Extracted material -

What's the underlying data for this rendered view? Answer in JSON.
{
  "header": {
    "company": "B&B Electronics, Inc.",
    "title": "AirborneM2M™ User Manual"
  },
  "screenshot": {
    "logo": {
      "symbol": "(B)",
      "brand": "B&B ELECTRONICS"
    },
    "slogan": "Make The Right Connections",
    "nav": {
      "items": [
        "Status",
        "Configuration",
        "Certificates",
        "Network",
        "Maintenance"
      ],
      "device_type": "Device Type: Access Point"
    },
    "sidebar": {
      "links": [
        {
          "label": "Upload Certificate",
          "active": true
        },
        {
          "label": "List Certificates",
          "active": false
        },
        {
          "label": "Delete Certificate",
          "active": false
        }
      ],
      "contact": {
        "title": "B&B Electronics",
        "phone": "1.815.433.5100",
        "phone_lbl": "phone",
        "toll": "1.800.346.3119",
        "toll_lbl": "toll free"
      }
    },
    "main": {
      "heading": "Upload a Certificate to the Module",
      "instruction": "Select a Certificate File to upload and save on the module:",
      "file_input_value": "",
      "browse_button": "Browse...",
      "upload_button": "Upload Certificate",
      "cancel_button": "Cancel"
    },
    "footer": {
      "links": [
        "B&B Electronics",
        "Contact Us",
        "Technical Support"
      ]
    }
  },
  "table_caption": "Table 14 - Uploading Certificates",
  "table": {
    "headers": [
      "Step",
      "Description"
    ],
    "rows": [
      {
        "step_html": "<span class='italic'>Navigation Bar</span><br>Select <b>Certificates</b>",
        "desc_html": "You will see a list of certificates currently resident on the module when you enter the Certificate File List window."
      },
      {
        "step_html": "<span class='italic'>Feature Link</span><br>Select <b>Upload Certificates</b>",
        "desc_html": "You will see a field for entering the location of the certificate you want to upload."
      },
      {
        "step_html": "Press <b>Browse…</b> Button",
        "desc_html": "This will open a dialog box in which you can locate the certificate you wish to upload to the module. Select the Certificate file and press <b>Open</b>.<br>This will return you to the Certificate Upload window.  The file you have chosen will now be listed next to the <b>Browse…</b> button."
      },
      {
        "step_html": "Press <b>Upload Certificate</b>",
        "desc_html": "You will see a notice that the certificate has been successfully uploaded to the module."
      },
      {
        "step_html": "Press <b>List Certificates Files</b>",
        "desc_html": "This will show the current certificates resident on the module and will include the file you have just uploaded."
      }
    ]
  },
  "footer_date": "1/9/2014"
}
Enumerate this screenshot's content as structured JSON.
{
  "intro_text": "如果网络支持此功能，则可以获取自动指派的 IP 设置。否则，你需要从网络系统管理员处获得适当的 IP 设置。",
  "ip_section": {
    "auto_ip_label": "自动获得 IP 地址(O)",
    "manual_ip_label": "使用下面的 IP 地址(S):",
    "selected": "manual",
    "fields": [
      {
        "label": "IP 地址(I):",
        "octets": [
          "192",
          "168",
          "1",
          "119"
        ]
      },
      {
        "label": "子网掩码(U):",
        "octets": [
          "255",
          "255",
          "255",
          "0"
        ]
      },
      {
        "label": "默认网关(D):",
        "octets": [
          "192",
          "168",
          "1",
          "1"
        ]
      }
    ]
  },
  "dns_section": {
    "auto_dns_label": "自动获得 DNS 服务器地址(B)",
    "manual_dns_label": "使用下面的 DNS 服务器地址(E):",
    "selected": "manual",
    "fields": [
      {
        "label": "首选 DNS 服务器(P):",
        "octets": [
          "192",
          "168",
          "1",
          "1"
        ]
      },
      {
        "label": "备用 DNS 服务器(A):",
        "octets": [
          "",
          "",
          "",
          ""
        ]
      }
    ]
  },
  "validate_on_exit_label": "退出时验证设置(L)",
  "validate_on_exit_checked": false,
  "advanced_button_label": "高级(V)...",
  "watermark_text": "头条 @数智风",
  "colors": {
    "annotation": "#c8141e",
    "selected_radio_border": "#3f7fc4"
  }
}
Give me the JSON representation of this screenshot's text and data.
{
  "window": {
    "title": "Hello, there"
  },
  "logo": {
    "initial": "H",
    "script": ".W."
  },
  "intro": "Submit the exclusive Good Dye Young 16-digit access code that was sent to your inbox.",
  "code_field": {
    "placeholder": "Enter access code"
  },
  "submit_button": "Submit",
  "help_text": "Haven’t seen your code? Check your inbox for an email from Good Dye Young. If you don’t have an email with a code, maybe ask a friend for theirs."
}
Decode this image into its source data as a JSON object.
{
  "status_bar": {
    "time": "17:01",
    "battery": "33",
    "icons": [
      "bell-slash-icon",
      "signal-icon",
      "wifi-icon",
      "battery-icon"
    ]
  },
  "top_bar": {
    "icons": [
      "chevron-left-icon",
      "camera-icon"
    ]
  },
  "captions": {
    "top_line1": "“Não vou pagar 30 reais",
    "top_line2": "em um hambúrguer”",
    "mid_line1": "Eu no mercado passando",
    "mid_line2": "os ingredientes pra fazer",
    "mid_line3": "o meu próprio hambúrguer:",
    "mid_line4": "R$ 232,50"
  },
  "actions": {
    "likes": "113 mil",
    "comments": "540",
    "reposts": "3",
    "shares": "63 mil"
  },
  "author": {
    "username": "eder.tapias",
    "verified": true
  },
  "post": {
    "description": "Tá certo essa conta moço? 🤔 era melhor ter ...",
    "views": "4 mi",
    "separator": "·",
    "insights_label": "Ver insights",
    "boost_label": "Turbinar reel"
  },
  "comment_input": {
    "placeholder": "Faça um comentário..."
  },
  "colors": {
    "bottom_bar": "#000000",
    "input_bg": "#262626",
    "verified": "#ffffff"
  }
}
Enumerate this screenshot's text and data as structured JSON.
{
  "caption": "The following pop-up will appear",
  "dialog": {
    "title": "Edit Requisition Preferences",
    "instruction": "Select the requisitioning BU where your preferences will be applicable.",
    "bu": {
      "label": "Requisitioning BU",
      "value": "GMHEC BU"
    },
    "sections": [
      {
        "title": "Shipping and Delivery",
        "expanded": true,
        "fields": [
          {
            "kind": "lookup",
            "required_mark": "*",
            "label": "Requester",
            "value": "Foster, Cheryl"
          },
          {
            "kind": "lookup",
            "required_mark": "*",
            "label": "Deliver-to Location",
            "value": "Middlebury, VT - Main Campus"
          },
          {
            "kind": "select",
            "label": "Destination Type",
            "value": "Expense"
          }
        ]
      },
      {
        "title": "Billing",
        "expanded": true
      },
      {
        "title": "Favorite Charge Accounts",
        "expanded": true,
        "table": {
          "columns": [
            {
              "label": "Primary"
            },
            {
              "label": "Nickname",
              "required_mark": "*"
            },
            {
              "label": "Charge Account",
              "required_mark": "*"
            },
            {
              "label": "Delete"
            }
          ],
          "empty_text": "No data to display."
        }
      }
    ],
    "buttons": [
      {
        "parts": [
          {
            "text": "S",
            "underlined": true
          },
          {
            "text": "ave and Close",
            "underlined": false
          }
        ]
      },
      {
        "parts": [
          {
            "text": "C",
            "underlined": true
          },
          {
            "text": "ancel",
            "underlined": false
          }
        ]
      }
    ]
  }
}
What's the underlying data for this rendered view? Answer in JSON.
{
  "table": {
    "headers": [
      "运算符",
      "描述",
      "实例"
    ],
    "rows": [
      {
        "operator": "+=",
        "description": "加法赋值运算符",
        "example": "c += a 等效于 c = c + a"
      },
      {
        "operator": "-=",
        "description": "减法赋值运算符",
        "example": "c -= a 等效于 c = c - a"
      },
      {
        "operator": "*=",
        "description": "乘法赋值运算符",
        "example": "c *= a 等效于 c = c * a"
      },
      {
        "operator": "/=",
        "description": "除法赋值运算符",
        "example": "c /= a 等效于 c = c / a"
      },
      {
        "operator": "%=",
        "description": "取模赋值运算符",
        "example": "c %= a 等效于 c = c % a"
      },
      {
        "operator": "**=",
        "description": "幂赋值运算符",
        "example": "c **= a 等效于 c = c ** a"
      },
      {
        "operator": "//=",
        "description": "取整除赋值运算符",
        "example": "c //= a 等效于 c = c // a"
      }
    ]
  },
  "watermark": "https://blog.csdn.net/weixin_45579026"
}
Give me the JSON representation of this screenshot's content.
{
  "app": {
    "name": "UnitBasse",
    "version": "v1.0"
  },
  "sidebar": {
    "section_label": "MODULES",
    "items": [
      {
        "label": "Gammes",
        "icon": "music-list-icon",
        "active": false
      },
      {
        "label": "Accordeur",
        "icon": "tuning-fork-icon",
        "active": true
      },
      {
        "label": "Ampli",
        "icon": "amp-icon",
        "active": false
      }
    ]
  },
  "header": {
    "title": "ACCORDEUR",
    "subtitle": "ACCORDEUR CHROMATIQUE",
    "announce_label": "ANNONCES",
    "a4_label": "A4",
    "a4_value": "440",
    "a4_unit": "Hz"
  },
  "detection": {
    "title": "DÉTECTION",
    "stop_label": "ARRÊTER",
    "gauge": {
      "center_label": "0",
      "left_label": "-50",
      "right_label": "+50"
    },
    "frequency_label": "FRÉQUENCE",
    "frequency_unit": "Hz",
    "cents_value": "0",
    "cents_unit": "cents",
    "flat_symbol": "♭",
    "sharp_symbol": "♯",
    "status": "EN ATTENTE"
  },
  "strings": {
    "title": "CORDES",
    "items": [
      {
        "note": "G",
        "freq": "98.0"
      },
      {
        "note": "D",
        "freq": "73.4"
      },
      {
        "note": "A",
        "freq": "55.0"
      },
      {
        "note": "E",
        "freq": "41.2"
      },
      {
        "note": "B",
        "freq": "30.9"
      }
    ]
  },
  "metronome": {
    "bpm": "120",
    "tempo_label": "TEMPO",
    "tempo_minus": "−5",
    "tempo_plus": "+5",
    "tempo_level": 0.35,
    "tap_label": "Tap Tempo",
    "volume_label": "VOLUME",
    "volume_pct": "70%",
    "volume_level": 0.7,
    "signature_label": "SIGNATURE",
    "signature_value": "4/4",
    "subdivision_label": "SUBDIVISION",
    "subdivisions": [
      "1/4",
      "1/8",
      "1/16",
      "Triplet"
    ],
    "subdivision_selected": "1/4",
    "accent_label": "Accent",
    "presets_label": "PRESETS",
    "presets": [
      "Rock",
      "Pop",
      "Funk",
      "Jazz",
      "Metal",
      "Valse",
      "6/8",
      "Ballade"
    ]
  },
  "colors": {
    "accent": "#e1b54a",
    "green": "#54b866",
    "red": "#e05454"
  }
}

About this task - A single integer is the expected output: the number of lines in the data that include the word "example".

Task result - 7